Feature Piece:

Michael Brennan: Late Spring


It might be that when I dispose of unnecessary intentions, and can just simply be “natural,” then it is possible for me to manifest “the profound” that encompasses everything. I hope to touch that “profundity” over a long passage of time, and through my daily act of applying paint to my paintings.
-Tomoharu Murakami, Bijutsu Techo, February 1982

Late Spring, Michael Brennan’s latest solo exhibition, is currently on view at Minus Space. It's a small venue with oddly a lot to do with reductive art in a bustling setting. It is, after all, located in DUMBO - three white walls juxtaposed with the struts of the Manhattan Bridge, along with all the picture-takers therein. The contrast is quite nice. The place is chapel-like and, as a result, cavorts around in the history of spaces similar to it. It’s where to go in order to breathe, to focus a little bit, as if an integral stop among many for the pilgrimage ahead. A pilgrimage, that is, of a lived experience. Such is art, as well as life, in the making.

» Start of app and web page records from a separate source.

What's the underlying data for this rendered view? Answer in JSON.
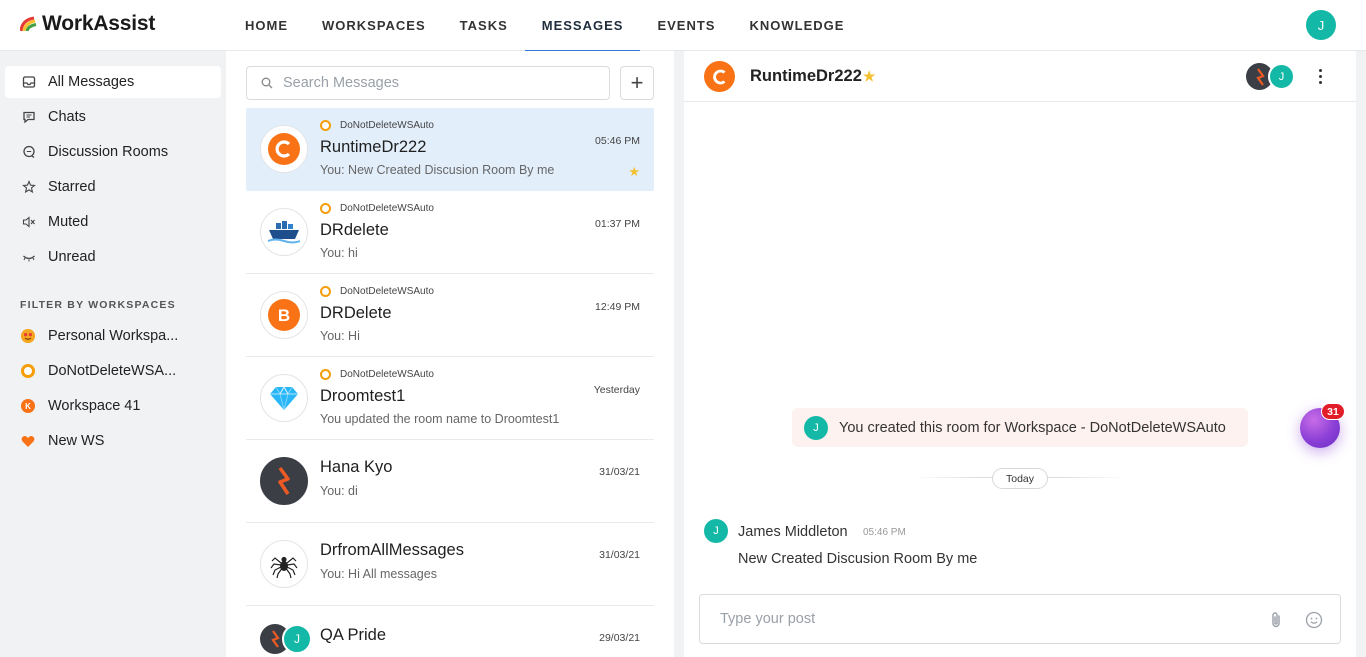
{
  "app": {
    "name": "WorkAssist"
  },
  "nav": {
    "items": [
      {
        "label": "HOME"
      },
      {
        "label": "WORKSPACES"
      },
      {
        "label": "TASKS"
      },
      {
        "label": "MESSAGES",
        "active": true
      },
      {
        "label": "EVENTS"
      },
      {
        "label": "KNOWLEDGE"
      }
    ],
    "user_initial": "J"
  },
  "sidebar": {
    "items": [
      {
        "label": "All Messages",
        "icon": "inbox-icon",
        "active": true
      },
      {
        "label": "Chats",
        "icon": "chat-icon"
      },
      {
        "label": "Discussion Rooms",
        "icon": "discussion-icon"
      },
      {
        "label": "Starred",
        "icon": "star-icon"
      },
      {
        "label": "Muted",
        "icon": "muted-icon"
      },
      {
        "label": "Unread",
        "icon": "unread-icon"
      }
    ],
    "filter_title": "FILTER BY WORKSPACES",
    "workspaces": [
      {
        "label": "Personal Workspa...",
        "icon": "emoji-face-icon",
        "color": "#f59e0b"
      },
      {
        "label": "DoNotDeleteWSA...",
        "icon": "ring-icon",
        "color": "#f59e0b"
      },
      {
        "label": "Workspace 41",
        "icon": "k-badge-icon",
        "color": "#f97316",
        "letter": "K"
      },
      {
        "label": "New WS",
        "icon": "heart-icon",
        "color": "#f97316"
      }
    ]
  },
  "list": {
    "search_placeholder": "Search Messages",
    "conversations": [
      {
        "workspace": "DoNotDeleteWSAuto",
        "name": "RuntimeDr222",
        "preview": "You: New Created Discusion Room By me",
        "time": "05:46 PM",
        "starred": true,
        "avatar": "letter-c-icon",
        "active": true
      },
      {
        "workspace": "DoNotDeleteWSAuto",
        "name": "DRdelete",
        "preview": "You: hi",
        "time": "01:37 PM",
        "avatar": "ship-icon"
      },
      {
        "workspace": "DoNotDeleteWSAuto",
        "name": "DRDelete",
        "preview": "You: Hi",
        "time": "12:49 PM",
        "avatar": "letter-b-icon"
      },
      {
        "workspace": "DoNotDeleteWSAuto",
        "name": "Droomtest1",
        "preview": "You updated the room name to Droomtest1",
        "time": "Yesterday",
        "avatar": "diamond-icon"
      },
      {
        "name": "Hana Kyo",
        "preview": "You: di",
        "time": "31/03/21",
        "avatar": "bolt-logo-icon"
      },
      {
        "name": "DrfromAllMessages",
        "preview": "You: Hi All messages",
        "time": "31/03/21",
        "avatar": "spider-icon"
      },
      {
        "name": "QA Pride",
        "preview": "",
        "time": "29/03/21",
        "avatar": "group-avatar-icon"
      }
    ]
  },
  "chat": {
    "room_name": "RuntimeDr222",
    "room_initial": "C",
    "header_member_initial": "J",
    "system_message": "You created this room for Workspace - DoNotDeleteWSAuto",
    "system_initial": "J",
    "day_label": "Today",
    "messages": [
      {
        "author": "James Middleton",
        "time": "05:46 PM",
        "text": "New Created Discusion Room By me",
        "initial": "J"
      }
    ],
    "composer_placeholder": "Type your post"
  },
  "fab": {
    "badge": "31"
  },
  "colors": {
    "accent": "#2f7bd6",
    "teal": "#14b8a6",
    "orange": "#f97316",
    "star": "#f2c232",
    "active_row": "#e3eefb"
  }
}
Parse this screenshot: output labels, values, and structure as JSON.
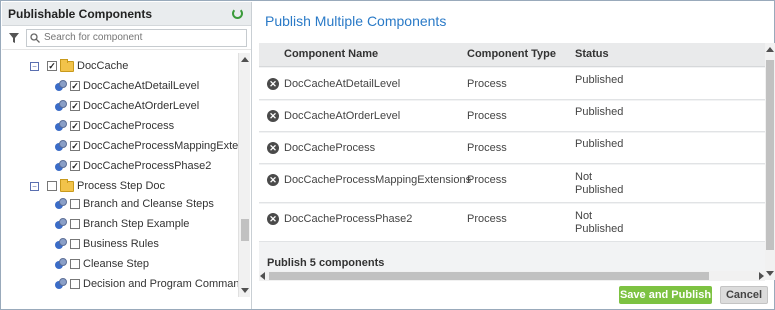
{
  "left_panel": {
    "title": "Publishable Components",
    "search_placeholder": "Search for component",
    "tree": [
      {
        "label": "DocCache",
        "checked": true,
        "type": "folder",
        "expander": "−"
      },
      {
        "label": "DocCacheAtDetailLevel",
        "checked": true,
        "type": "component"
      },
      {
        "label": "DocCacheAtOrderLevel",
        "checked": true,
        "type": "component"
      },
      {
        "label": "DocCacheProcess",
        "checked": true,
        "type": "component"
      },
      {
        "label": "DocCacheProcessMappingExtensions",
        "checked": true,
        "type": "component"
      },
      {
        "label": "DocCacheProcessPhase2",
        "checked": true,
        "type": "component"
      },
      {
        "label": "Process Step Doc",
        "checked": false,
        "type": "folder",
        "expander": "−"
      },
      {
        "label": "Branch and Cleanse Steps",
        "checked": false,
        "type": "component"
      },
      {
        "label": "Branch Step Example",
        "checked": false,
        "type": "component"
      },
      {
        "label": "Business Rules",
        "checked": false,
        "type": "component"
      },
      {
        "label": "Cleanse Step",
        "checked": false,
        "type": "component"
      },
      {
        "label": "Decision and Program Command",
        "checked": false,
        "type": "component"
      }
    ]
  },
  "right_panel": {
    "title": "Publish Multiple Components",
    "columns": [
      "Component Name",
      "Component Type",
      "Status"
    ],
    "rows": [
      {
        "name": "DocCacheAtDetailLevel",
        "type": "Process",
        "status_line1": "Published",
        "status_line2": ""
      },
      {
        "name": "DocCacheAtOrderLevel",
        "type": "Process",
        "status_line1": "Published",
        "status_line2": ""
      },
      {
        "name": "DocCacheProcess",
        "type": "Process",
        "status_line1": "Published",
        "status_line2": ""
      },
      {
        "name": "DocCacheProcessMappingExtensions",
        "type": "Process",
        "status_line1": "Not",
        "status_line2": "Published"
      },
      {
        "name": "DocCacheProcessPhase2",
        "type": "Process",
        "status_line1": "Not",
        "status_line2": "Published"
      }
    ],
    "summary": "Publish 5 components",
    "save_button": "Save and Publish",
    "cancel_button": "Cancel"
  },
  "colors": {
    "accent_title": "#2a7ac7",
    "save_button": "#7dc242",
    "refresh_icon": "#3a9b3a"
  }
}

The show is composed of fourteen monochromes arranged equidistant throughout the gallery. They are polite in size, comparable to a notepad or a book. The elements are minimal and well-articulated. There is carefully gessoed canvas, with special attention paid to the edges; there is a single pigment per surface, of blues, reds, greys, and earthy tones mixed with silver, chosen in regards to their mineral quality and grit; then there remains the implement, a palette knife, wielded to navigate the space between them. The press release indicates that these works are often completed in one sitting.

Though numerous, the format enables quick reads, effortless transitions, and ample opportunities to revisit and linger. Eleven feature white bands at the bottom, a hallmark of Brennan’s oeuvre. They have developed over time, the result of carefully scaling down so that the working surface might better fit the gesture. They remind of Polaroids yet are easily conceived as key-frames to a larger narrative. Soft Sorcery and Soft Sorcery with Skull lend credence to this, given how close they hang together. They exist much more explicitly as a pair. Their contents - areas left plain, others pulled bald of pigment, and a few patches thickened like clay flung or slid into - move from one edge to the other, as if to indicate a sequence.

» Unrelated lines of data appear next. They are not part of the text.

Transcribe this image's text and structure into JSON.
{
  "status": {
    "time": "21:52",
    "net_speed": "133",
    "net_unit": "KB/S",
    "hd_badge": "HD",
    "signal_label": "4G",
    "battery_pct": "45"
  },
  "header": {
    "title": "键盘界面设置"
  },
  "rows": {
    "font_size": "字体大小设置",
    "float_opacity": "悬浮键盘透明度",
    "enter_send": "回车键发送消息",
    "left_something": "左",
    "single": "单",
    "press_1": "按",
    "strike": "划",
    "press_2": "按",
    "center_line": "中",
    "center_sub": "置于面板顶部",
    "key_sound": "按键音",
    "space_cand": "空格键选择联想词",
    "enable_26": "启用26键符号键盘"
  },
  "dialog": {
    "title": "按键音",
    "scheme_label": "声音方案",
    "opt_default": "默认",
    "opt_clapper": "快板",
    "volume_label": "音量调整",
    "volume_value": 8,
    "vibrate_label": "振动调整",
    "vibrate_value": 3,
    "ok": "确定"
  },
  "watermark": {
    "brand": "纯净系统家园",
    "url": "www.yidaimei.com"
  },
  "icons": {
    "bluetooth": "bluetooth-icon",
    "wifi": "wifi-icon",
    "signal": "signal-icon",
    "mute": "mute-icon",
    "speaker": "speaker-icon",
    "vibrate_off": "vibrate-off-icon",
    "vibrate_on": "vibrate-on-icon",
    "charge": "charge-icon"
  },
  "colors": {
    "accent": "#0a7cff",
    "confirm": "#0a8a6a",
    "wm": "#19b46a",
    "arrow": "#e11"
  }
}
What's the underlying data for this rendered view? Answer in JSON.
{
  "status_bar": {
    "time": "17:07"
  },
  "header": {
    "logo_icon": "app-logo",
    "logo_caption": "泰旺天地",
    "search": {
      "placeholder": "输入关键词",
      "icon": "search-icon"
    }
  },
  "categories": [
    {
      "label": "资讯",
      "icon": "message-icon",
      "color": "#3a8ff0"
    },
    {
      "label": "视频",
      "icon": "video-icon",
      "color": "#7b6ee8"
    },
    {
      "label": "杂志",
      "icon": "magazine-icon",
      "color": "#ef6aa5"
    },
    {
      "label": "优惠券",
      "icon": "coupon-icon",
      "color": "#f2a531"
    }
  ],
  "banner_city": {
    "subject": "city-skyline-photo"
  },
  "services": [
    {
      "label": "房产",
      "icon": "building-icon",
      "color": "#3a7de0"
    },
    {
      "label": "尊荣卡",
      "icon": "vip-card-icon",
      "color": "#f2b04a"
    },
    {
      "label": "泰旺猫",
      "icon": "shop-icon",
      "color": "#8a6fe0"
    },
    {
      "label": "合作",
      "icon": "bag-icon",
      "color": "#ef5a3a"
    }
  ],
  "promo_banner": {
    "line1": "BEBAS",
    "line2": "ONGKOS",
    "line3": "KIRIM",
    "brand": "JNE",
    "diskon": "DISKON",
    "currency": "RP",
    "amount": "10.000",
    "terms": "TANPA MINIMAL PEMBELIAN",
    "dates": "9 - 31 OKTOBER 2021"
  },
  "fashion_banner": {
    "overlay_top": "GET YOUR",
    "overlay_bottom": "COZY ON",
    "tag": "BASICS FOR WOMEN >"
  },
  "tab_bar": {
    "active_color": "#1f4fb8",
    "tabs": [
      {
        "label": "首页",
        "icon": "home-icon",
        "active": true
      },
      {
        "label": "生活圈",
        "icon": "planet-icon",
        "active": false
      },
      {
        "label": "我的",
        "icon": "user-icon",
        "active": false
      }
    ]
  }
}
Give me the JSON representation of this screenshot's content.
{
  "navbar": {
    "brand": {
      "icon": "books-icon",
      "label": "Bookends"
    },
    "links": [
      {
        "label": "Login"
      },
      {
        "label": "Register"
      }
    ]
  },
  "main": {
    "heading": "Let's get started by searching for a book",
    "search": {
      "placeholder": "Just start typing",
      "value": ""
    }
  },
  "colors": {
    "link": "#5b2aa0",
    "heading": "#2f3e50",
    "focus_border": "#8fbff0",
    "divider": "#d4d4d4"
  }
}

Gestures, then, compose the chain as well as each canvas. The mono is made up of moves which are innumerable and innumerably read into. Like words or syllables that compose a sentence, the actions have a familiar, almost colloquial, cadence to them: slicing into, smoothing on, sputtering out, all which range from the tenacious to the tentative. Silver Scrape, for instance, sits as if obliterated, save the traces on the canvas and the dribbling trail that dances on top of it. Gun Metal Stars appears the opposite, lathered up and irregularly caked. It draws attention away from the void and directs instead to palpable substance. It's a nuanced result to Brennan’s aim in the press release: “What can I find between the white ground and the top coat of paint?”

In a tradition hounded by various dictations (Rodchenko’s “death of painting” stands out, in particular), Brennan’s work contests the monomaniacal with gestural variety.  While tangible in paint, each mark happily alludes elsewhere. Imagery is invited by the shapes, similar to the shapes that compose an inkblot test, yet the maneuvers themselves appear to be the main takeaway. A hay-maker and a flick of the wrist exist in the same toolkit and thus perform together on the surface. Accident and intention are allowed to commingle as natural extensions to an entire spectrum of signals. Some are learned, others are improvised.  Gesticulations recorded in paint, as if to remind of what happened prior and inform the next session going forward.

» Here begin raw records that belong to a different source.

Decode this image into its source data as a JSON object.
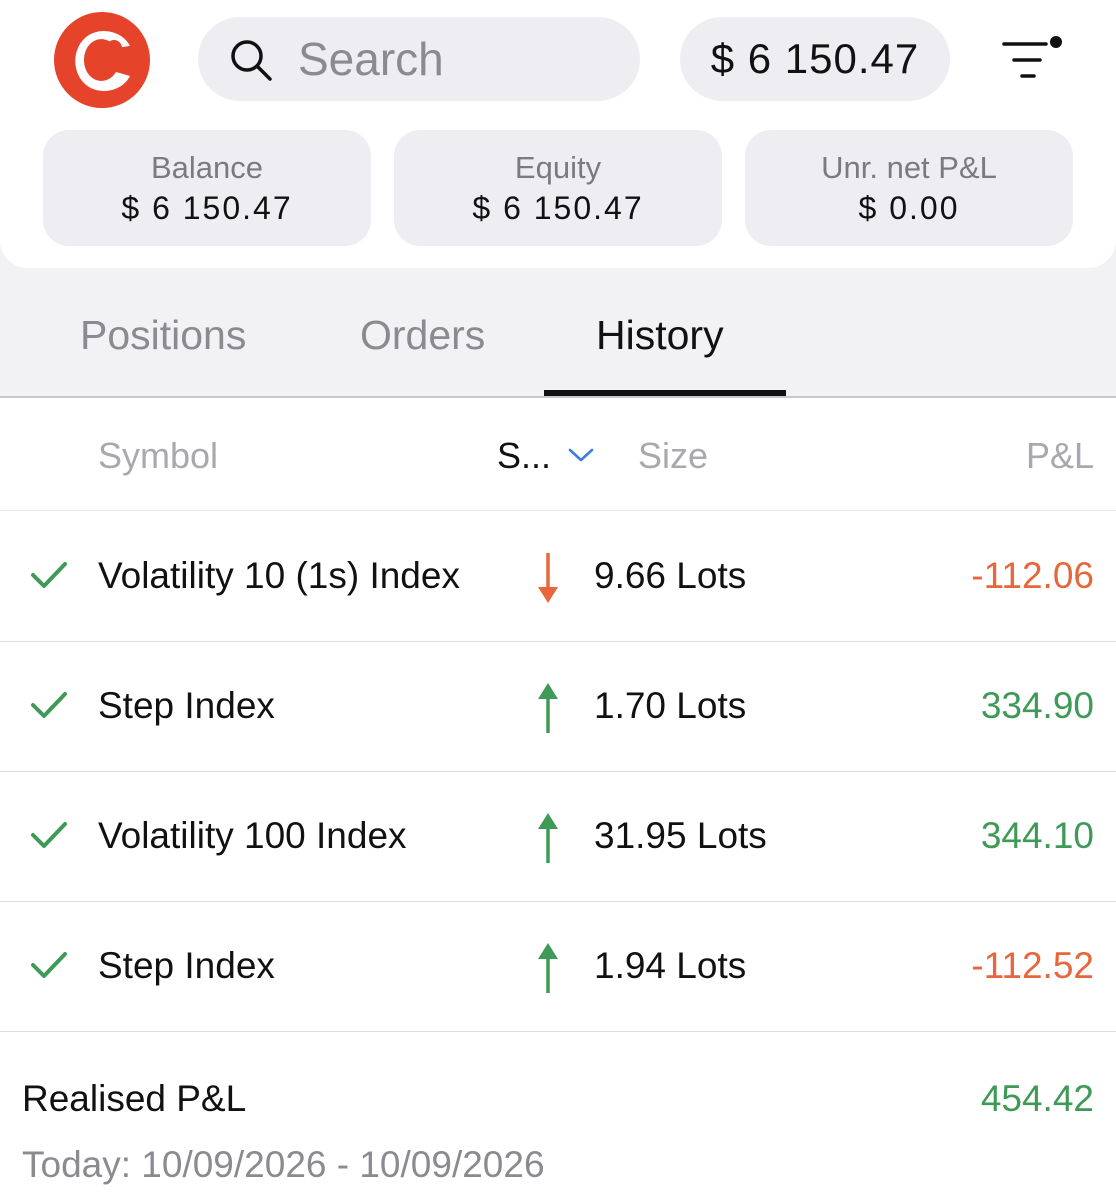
{
  "header": {
    "search_placeholder": "Search",
    "account_balance": "$ 6 150.47"
  },
  "stats": [
    {
      "label": "Balance",
      "value": "$ 6 150.47"
    },
    {
      "label": "Equity",
      "value": "$ 6 150.47"
    },
    {
      "label": "Unr. net P&L",
      "value": "$ 0.00"
    }
  ],
  "tabs": [
    {
      "label": "Positions",
      "active": false
    },
    {
      "label": "Orders",
      "active": false
    },
    {
      "label": "History",
      "active": true
    }
  ],
  "columns": {
    "symbol": "Symbol",
    "side": "S...",
    "size": "Size",
    "pnl": "P&L"
  },
  "rows": [
    {
      "symbol": "Volatility 10 (1s) Index",
      "direction": "down",
      "size": "9.66 Lots",
      "pnl": "-112.06"
    },
    {
      "symbol": "Step Index",
      "direction": "up",
      "size": "1.70 Lots",
      "pnl": "334.90"
    },
    {
      "symbol": "Volatility 100 Index",
      "direction": "up",
      "size": "31.95 Lots",
      "pnl": "344.10"
    },
    {
      "symbol": "Step Index",
      "direction": "up",
      "size": "1.94 Lots",
      "pnl": "-112.52"
    }
  ],
  "footer": {
    "label": "Realised P&L",
    "value": "454.42",
    "date_range": "Today: 10/09/2026 - 10/09/2026"
  },
  "colors": {
    "brand": "#e5432a",
    "positive": "#3e9a56",
    "negative": "#e8663c"
  }
}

It is telling that Tomoharu Murakami is mentioned in one of Brennan’s titles. His paintings, also monochrome, are known for their rigorous approach to both material and method. Murakami builds up the surface with a nuanced mix of oil and charcoal powder and works them over weeks or months in a monastic fashion. There is a deliberateness to these works that appears just as well in Brennan’s, with a few notable distinctions. The handling, for instance, is a matter of cutting into the pigment present, rather than accumulating it layer by layer. Instead of a meditation over separate instances, Brennan punctuates each painting in a single stretch, as if to give the moment it’s due and let the rest of life shape around it, unimpeded.

Soft Red (for Tomoharu Murakami) is an exclamatory mark to an energetic showing. The jig is present, what with impasto slivers of pigment that seem to float between opaque smoothness and the stained weave of the canvas. With that said, these gestures are unmoored within a shroud-like atmosphere. The band is gone and the sense of time along with it. The white surface, what the artist describes as “the point of departure”, is obscured. It’s a bit unnerving, akin to the point in a journey when a storm rolls in and, looking back, the shelter prior has disappeared from view.

Late Spring reminds of the current season, one that is as much defined by swings in temperature as it is by the actions accomplished within it. While the climate was and continues to be tumultuous, the acts that make up our person are well within reach. It is profundity that is simple enough to forget if not for both rigor and flexibility. Brennan seems to understand this well. Such is art, as well as life, in the making. Process made palpable, whether through painting or by getting up each morning.